  • Written by Bob Rakow

Conflict of interest prevention vital to trustees in wake of 2012 roofing controversy

  An ordinance designed to prevent conflicts of interest and improper influence on the part of village officials and employees was approved Tuesday by the village board.

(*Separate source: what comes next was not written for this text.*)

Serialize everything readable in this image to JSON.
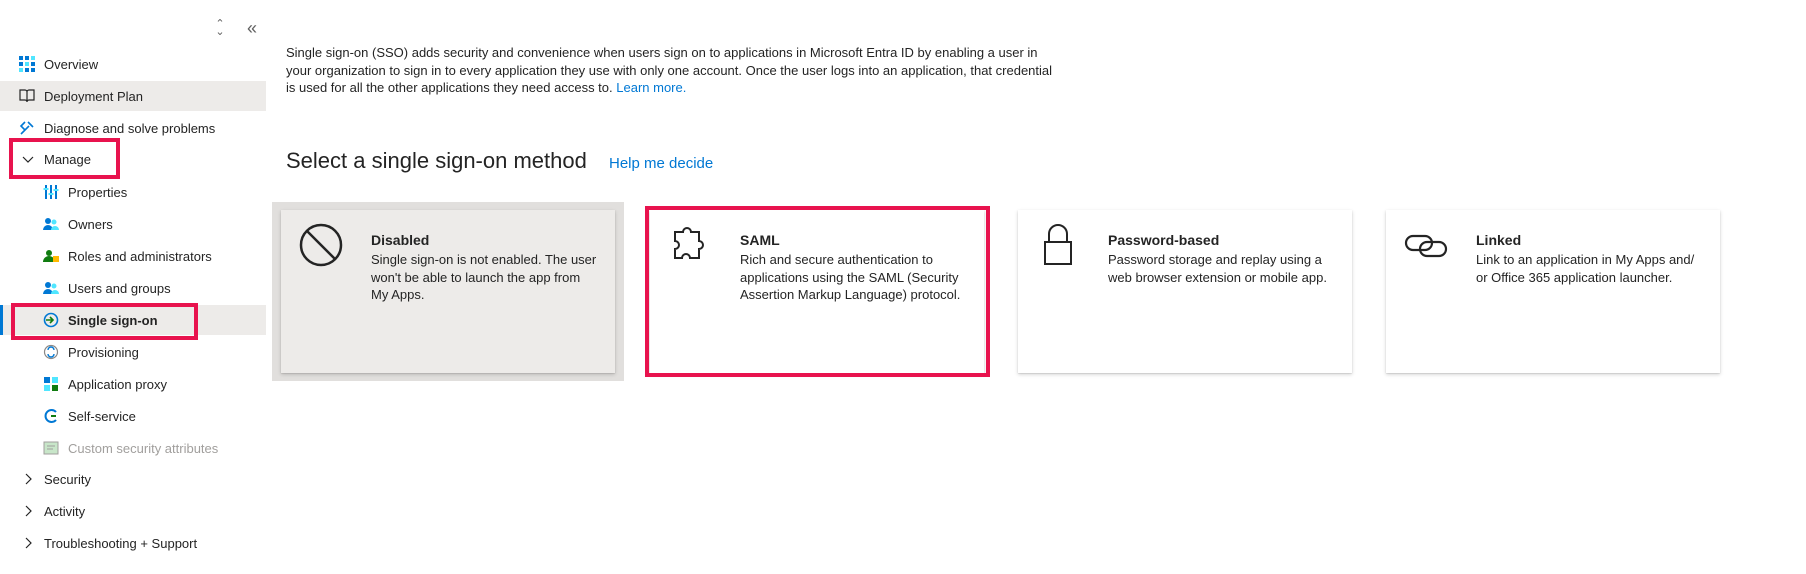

  Trustees approved the changes after rejecting a proposal by Trustee Bob Streit to send the ordinance back to committee for further consideration.
  He said the board needs to close loopholes that exempt village attorneys and former employees from the restrictions. Additionally, he said, the ordinance was crafted without public input.
  Specifically, Streit alleged that former Trustee Tom Phelan recently solicited village on behalf of the company for which he works.
  “It isn’t a good ordinance unless it applies to everyone,” Streit said. “I do believe it’s a good starting point.”
  Trustee Terry Vorderer said the ordinance can always be fine-tuned but delaying a vote at Tuesday night’s meeting would be a mistake.
  “I hate to see it postponed and lost forever,” Vorderer said.
  Trustee Alex Olejniczak agreed, admitting that the ordinance was not a finished product. He criticized Streit for playing to the camera by reading “another well-written diatribe.”
  Mayor Sandra Bury’s campaigned on stricter rules for disclosing conflicts of interest and she added to each board meeting’s agenda an opportunity for trustees to disclose any conflicts with potential board action.
  The ordinance comes several months after the FBI launched an investigation into a deal in which a roofing company with political and familial connections to Streit received a contract to replace the roof on the village’s public works building.
  The village board in November approved the $166,085 contract despite the fact that two other companies submitted lower bids for the work.
  The FBI in December issued a grand jury subpoena to village manager Larry Deetjen, asking him to produce all documents related to the bid process and selection of Joliet-based Adler Roofing and Sheet Metal to repair the roof.
  Streit’s brother, Mike, works at Adler Roofing as an estimator, and Streit’s political committee has received contributions from the firm.
  Streit said his brother does not have an ownership interest in the company and the issue was used to defame him and former Mayor Dave Heilmann, who was in office at the time the contract was awarded.
  Trustees later voted to rescind the contract and throw out the other bids for the work.